JMIR mHealth and uHealth 2016 Oct 264(4) e116
Approximately 70 million people in the United States have hypertension. Although antihypertensive therapy can reduce the morbidity and mortality associated with hypertension, often patients do not take their medication as prescribed.
The goal of this study was to better understand issues affecting the acceptability and usability of mobile health technology (mHealth) to improve medication adherence for elderly African American and Native Hawaiian and Pacific Islander patients with hypertension.
In-depth interviews were conducted with 20 gatekeeper-stakeholders using targeted open-ended questions. Interviews were deidentified, transcribed, organized, and coded manually by two independent coders.
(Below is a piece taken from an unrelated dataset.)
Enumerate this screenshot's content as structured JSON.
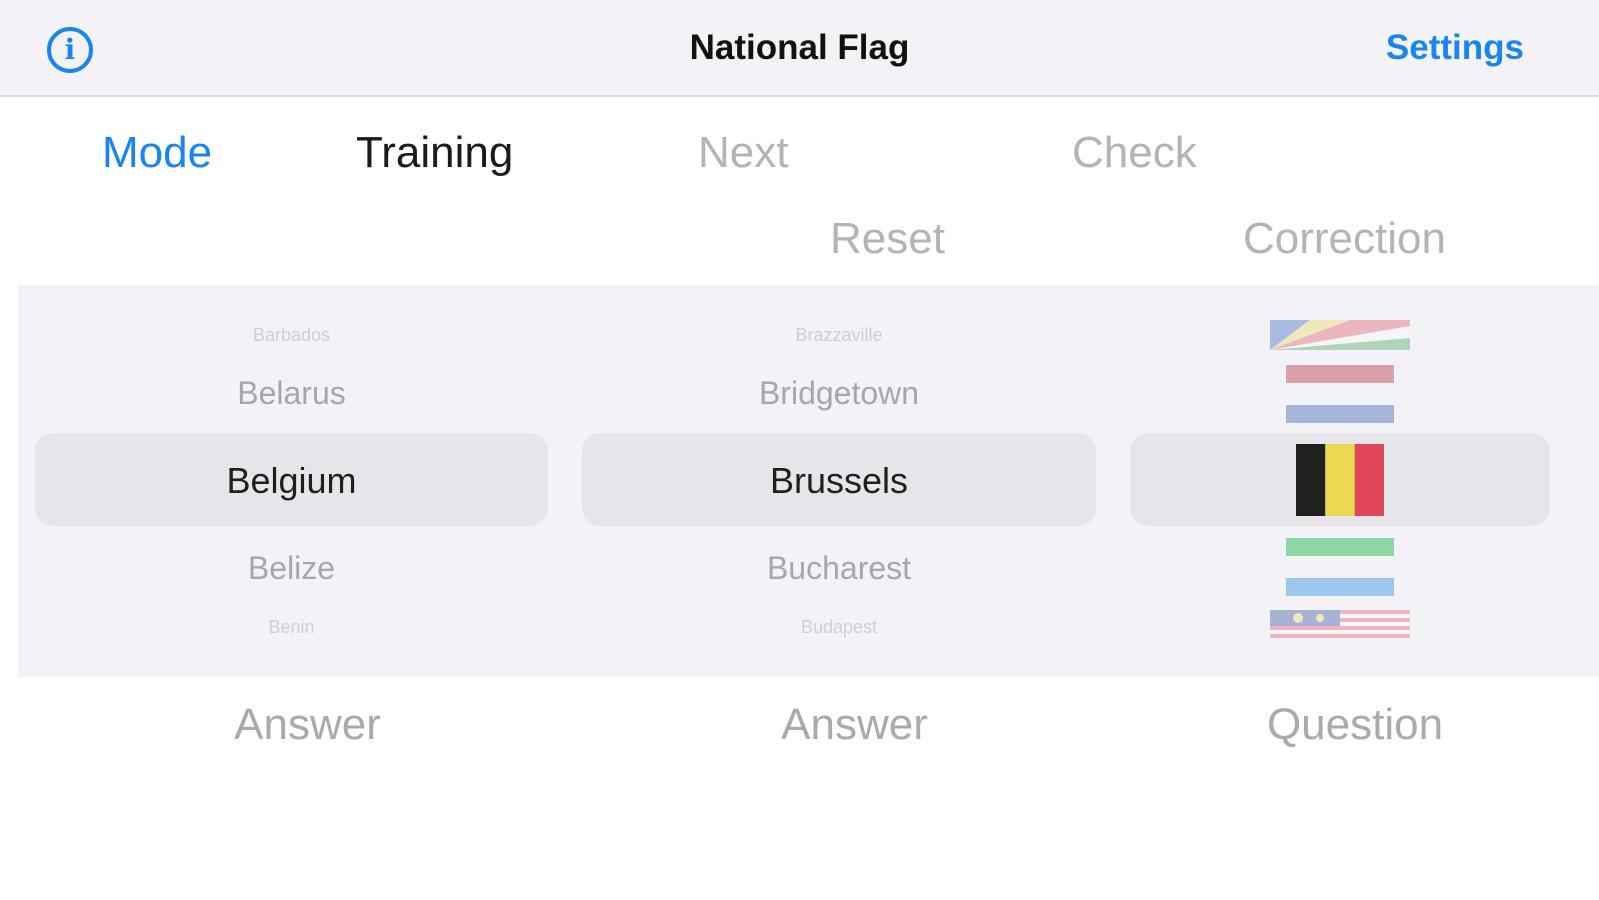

Analysis of patient interviews used largely a deductive approach because the targeted open-ended interview questions were designed to explore issues specific to the design and acceptability of a mHealth intervention for seniors.
A number of similar themes regarding elements of a successful intervention emerged from our two groups of African American and Native Hawaiian and Pacific Islander gatekeeper-stakeholders. First was the need to teach participants both about the importance of adherence to antihypertensive medications. Second, was the use of mobile phones for messaging and patients need to be able to access ongoing technical support. Third, messaging needs to be short and simple, but personalized, and to come from someone the participant trusts and with whom they have a connection. There were some differences between groups. For instance, there was a strong sentiment among the African American group that the church be involved and that the intervention begin with group workshops, whereas the Native Hawaiian and Pacific Islander group seemed to believe that the teaching could occur on a one-to-one basis with the health care provider.
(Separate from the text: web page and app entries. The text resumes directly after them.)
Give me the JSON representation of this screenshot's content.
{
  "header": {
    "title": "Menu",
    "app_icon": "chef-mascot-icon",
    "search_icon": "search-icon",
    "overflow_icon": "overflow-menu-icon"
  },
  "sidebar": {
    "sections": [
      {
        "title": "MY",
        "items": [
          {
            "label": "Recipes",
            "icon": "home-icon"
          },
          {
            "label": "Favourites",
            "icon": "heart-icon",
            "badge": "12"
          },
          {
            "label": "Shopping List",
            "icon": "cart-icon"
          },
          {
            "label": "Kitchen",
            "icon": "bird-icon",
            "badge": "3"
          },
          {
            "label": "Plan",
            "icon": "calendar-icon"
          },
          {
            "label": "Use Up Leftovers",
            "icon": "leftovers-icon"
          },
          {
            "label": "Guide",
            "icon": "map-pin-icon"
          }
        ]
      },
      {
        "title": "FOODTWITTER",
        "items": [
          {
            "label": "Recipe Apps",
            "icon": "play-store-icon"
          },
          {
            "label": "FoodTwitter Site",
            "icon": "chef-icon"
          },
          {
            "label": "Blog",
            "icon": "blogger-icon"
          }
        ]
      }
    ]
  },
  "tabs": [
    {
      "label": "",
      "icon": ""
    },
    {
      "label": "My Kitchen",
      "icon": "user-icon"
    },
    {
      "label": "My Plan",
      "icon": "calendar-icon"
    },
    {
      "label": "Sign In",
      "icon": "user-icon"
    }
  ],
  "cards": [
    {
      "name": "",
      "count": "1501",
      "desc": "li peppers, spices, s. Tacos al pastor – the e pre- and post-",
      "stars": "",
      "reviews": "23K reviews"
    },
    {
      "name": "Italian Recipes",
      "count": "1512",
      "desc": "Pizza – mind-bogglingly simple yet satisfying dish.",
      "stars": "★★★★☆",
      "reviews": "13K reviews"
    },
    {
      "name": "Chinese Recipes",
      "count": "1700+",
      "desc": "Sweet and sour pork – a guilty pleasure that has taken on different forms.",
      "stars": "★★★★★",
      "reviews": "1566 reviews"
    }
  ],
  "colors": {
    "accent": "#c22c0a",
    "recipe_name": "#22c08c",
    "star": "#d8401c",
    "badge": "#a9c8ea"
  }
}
Information from our gatekeeper-stakeholder (key informant) interviews suggests that the design of a mHealth intervention to improve adherence to antihypertensives among the elderly could be very similar for African Americans and Native Hawaiian and Pacific Islanders. The main difference might be in the way in which the program is initiated (possibly through church-based workshops for African Americans and by individual providers for Native Hawaiian and Pacific Islanders). Another difference might be who sends the messages with African Americans wanting someone outside the health care system, but Native Hawaiian and Pacific Islanders preferring a provider.